Don’t let stress become hazardous to your health

College offers new experiences and challenges. This can be an exciting time, but it can also be stressful and make you feel sad. Before students come to college they are in a structured environment and that helps keep them stable.

However, once they get to college and that structure disappears, they may not know how to maintain their stability. Stress can accumulate and turn into depression, leaving you feeling physically and mentally exhausted.

Depression can lead to the abuse of drugs and alcohol. Very often, students self-medicate themselves with drugs to change the way they are feeling. They use drugs to mask their feelings of ups and downs.
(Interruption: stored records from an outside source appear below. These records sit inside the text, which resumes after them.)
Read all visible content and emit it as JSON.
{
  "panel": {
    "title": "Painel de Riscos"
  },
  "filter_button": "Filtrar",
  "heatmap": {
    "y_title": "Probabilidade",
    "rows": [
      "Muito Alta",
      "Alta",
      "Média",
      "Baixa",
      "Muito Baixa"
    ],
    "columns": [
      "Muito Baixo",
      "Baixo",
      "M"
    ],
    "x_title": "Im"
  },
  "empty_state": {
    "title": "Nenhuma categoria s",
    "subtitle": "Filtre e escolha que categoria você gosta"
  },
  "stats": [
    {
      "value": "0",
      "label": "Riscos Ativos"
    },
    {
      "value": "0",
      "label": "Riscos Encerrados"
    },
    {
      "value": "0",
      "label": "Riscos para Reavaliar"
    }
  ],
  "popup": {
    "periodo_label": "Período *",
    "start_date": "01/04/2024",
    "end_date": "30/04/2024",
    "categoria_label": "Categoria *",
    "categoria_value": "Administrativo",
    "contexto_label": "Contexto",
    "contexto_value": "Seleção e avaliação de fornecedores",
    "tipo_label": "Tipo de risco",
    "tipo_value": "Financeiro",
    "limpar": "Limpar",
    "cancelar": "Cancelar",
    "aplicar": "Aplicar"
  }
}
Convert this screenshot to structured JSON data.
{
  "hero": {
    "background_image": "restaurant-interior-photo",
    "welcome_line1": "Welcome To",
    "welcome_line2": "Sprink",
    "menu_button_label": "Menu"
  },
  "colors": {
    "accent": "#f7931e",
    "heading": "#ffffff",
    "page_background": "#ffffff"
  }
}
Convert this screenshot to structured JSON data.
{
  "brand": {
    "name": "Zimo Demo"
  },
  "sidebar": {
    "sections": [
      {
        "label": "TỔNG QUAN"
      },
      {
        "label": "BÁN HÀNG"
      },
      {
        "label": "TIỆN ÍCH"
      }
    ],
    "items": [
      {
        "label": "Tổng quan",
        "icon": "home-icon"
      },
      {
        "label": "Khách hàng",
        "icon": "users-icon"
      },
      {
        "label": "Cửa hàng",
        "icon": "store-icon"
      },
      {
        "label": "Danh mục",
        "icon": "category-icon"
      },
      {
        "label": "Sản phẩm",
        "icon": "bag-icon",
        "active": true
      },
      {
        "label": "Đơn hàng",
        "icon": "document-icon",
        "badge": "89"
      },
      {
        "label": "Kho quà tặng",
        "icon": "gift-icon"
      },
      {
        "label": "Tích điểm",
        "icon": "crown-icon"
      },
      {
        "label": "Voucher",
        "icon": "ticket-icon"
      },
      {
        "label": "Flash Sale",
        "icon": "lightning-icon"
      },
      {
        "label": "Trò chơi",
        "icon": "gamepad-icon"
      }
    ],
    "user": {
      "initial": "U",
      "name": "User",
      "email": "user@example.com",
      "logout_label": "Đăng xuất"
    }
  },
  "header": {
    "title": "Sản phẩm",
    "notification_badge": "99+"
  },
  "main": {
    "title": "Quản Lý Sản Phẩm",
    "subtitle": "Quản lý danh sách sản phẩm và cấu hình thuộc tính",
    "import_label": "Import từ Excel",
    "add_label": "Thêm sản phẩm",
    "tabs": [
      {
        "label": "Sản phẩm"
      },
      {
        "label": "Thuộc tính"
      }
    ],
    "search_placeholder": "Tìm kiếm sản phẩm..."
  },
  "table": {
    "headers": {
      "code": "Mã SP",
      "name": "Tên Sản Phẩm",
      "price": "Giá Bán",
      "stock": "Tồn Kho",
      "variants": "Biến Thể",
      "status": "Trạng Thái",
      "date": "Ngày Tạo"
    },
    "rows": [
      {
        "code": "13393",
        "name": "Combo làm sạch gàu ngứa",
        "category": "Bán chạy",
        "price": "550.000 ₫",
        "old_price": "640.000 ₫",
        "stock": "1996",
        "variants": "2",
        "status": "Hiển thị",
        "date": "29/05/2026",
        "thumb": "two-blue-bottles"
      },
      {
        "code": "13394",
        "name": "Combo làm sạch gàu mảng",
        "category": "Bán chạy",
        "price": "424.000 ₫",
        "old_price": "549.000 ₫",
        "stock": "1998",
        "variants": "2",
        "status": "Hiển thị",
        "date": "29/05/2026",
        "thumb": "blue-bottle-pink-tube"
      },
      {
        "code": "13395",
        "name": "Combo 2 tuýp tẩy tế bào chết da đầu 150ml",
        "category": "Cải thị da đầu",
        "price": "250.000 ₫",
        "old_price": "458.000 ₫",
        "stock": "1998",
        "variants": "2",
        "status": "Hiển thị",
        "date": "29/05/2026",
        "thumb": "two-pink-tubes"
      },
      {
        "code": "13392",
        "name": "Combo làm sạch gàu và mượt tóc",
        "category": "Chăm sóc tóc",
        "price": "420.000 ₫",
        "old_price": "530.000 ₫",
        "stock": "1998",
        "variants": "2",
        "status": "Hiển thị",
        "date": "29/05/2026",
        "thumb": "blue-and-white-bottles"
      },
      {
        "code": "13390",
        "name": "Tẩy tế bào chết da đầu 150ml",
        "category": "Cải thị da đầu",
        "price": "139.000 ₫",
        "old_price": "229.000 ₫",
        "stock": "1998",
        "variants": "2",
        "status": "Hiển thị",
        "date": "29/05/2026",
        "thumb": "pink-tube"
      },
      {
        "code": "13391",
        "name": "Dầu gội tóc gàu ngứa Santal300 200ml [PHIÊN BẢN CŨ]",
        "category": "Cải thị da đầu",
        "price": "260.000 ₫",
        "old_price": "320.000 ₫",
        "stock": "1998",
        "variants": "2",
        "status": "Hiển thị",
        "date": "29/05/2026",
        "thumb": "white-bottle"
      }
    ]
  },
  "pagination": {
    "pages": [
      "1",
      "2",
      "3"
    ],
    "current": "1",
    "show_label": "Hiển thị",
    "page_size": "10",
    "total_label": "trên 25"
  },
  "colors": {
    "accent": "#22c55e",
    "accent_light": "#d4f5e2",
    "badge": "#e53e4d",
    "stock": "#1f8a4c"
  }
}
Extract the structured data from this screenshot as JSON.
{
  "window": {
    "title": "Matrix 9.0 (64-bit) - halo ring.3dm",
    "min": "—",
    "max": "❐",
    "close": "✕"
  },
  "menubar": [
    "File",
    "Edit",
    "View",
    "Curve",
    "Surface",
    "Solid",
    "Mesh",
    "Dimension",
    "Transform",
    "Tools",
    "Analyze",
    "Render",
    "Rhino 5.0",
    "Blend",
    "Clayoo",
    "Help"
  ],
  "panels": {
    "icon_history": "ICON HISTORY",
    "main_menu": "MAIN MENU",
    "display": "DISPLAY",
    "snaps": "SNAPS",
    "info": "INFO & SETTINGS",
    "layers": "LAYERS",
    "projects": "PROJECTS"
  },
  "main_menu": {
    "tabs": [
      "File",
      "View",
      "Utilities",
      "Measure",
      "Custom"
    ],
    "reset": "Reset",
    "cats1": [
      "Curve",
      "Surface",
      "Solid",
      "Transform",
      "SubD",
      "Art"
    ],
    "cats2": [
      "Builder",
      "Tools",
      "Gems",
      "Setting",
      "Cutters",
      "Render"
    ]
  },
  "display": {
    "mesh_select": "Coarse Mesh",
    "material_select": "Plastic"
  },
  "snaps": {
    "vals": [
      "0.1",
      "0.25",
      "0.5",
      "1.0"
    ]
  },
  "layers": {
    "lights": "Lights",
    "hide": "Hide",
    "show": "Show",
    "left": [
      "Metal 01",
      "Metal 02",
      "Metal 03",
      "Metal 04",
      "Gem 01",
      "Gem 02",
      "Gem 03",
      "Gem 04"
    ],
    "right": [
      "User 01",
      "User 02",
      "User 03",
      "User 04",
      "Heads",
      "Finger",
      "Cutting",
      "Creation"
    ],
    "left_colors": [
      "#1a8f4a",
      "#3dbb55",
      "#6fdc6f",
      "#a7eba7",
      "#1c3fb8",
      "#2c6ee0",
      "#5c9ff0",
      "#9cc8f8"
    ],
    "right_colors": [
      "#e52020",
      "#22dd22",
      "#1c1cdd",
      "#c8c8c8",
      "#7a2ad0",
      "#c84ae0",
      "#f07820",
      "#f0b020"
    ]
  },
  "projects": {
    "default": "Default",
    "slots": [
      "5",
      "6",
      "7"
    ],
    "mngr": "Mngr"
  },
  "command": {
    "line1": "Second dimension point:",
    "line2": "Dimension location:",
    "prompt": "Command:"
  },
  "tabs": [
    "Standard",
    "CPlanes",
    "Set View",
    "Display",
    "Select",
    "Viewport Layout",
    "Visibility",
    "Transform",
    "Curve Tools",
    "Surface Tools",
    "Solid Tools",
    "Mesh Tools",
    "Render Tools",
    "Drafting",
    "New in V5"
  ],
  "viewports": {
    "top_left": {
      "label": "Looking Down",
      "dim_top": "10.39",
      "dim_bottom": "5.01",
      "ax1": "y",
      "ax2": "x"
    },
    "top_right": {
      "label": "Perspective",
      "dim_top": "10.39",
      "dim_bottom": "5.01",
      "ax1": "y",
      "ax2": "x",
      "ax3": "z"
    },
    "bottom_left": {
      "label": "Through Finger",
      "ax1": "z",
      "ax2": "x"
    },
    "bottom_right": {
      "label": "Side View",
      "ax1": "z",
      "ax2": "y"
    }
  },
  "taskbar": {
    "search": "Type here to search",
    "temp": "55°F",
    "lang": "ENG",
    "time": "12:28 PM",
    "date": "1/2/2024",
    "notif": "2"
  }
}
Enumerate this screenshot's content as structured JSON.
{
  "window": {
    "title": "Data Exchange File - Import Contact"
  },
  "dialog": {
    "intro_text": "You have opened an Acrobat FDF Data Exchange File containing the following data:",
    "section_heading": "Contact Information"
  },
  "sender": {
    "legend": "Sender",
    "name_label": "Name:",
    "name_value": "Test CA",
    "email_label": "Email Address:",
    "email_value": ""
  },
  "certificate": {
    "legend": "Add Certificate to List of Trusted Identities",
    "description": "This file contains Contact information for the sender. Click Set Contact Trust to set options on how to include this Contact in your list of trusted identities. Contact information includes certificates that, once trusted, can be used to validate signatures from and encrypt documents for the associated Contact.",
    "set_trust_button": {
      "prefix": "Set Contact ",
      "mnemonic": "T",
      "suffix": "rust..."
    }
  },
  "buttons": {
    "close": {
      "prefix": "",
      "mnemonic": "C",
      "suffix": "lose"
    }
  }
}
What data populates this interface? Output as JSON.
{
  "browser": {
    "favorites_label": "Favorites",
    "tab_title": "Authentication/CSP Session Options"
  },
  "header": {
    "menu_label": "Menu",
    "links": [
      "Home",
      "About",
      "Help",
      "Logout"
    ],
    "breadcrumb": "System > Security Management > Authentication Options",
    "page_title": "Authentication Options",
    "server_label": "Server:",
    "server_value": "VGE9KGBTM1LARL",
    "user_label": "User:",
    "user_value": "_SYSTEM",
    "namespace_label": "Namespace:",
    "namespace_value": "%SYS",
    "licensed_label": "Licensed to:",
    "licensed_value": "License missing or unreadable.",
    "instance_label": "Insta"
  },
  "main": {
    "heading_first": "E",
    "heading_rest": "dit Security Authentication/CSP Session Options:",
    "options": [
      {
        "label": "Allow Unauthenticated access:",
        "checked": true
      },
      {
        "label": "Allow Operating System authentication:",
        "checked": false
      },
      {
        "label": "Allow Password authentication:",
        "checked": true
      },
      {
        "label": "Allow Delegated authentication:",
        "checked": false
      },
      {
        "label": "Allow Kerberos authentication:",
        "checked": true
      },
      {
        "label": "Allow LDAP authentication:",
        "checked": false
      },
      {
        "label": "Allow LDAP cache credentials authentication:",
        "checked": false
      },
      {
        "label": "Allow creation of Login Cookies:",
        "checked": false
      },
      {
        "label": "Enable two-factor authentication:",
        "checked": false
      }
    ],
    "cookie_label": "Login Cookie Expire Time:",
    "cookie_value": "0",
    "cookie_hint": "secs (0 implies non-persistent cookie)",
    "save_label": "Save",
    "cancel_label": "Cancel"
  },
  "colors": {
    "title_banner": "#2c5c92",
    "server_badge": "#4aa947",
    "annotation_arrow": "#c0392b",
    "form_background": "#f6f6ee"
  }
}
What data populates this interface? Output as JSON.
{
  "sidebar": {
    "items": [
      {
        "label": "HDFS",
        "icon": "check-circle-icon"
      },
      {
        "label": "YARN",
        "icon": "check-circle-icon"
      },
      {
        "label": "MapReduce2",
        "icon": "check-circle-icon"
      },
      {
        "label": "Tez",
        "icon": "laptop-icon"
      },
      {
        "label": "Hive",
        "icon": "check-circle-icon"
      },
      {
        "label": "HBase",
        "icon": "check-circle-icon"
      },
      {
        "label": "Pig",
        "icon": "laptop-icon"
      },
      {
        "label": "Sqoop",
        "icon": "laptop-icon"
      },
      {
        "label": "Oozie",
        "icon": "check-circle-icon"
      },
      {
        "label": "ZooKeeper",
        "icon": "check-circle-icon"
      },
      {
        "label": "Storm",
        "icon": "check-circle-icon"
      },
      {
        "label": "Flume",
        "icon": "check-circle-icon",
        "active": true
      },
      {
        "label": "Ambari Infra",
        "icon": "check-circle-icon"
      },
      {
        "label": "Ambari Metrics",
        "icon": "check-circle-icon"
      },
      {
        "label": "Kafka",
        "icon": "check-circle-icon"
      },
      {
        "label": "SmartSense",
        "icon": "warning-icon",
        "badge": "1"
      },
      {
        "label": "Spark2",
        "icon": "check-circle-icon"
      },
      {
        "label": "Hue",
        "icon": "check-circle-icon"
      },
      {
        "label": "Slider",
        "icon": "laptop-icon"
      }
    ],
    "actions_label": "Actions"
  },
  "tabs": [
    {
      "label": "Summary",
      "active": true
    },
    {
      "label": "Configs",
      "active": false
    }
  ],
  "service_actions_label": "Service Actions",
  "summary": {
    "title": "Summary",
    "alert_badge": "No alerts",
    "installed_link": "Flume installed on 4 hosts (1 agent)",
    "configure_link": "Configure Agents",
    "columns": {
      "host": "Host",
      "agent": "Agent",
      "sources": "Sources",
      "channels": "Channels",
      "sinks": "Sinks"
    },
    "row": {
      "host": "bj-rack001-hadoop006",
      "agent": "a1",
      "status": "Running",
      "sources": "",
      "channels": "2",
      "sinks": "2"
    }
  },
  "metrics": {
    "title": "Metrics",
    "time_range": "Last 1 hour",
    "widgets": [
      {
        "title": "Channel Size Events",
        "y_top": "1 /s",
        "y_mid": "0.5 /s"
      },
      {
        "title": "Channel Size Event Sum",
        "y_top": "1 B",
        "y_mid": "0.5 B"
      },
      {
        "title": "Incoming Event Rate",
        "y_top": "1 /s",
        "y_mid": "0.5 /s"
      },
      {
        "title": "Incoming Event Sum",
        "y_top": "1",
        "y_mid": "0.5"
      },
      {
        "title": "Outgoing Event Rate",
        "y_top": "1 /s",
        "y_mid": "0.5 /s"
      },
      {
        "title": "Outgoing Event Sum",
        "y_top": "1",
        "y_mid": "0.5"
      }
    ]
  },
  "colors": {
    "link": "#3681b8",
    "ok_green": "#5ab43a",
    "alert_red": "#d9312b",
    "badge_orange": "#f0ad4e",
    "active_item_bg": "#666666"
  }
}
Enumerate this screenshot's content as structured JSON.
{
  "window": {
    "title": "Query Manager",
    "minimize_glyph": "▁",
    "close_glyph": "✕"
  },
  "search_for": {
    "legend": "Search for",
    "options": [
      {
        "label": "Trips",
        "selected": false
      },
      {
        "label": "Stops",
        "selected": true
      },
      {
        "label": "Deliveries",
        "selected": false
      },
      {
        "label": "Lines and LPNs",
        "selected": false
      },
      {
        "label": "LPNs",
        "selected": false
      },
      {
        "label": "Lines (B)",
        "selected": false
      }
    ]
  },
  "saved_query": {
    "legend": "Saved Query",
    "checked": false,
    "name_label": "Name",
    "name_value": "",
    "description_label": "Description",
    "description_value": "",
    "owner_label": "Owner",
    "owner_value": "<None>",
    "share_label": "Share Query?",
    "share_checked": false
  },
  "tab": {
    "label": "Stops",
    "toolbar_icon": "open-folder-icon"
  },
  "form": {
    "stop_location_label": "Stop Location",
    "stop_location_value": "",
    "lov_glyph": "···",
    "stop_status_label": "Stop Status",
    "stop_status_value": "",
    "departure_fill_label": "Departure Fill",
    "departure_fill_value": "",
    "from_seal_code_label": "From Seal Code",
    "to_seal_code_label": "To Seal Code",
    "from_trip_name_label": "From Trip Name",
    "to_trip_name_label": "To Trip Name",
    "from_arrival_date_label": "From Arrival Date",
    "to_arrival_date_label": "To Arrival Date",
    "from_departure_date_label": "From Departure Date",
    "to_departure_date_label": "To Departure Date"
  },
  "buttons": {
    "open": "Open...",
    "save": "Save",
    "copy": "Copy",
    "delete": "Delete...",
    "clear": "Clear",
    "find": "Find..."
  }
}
As the anxiety builds, students often have trouble sleeping. As a result their immune systems weaken and their drug use gets more intense.

There may be no way to take the stress out of calculus, but you don’t have to let school anxieties consume your life. We need to be more realistic about our goals and learn to accept things we can’t change. I’ve found that developing sound study habits such as beginning assignments early rather than the last minute; cutting back on all-night cram sessions, and not drinking or smoking while hitting the books help to reduce stress.

If you have strong feelings that won’t go away, you may want to seek professional help. It is wise to talk about your problems and encourage others to share their perspectives. Sharing your feelings with friends, professors, classmates and family will help you work through what is taking place in your life.

I find that talking with others will relieve stress and help you realize that other people have similar feelings. Ask for help if you feel overwhelmed-it’s not a sign of weakness.

Use on-campus resources such as the Center For Human Development and the student health clinic. The staff there is familiar with the ills of college students. Take advantage of mentors, peer counselors and study groups.

Stress and depression are prominent concerns among students, but don’t let it become hazardous to your health. Don’t let fear of what others might say or think stop you from doing what’s best for you. Be good to yourself.

Kaye Dallas,32, is a senior public relations student from Miami. She can be reached at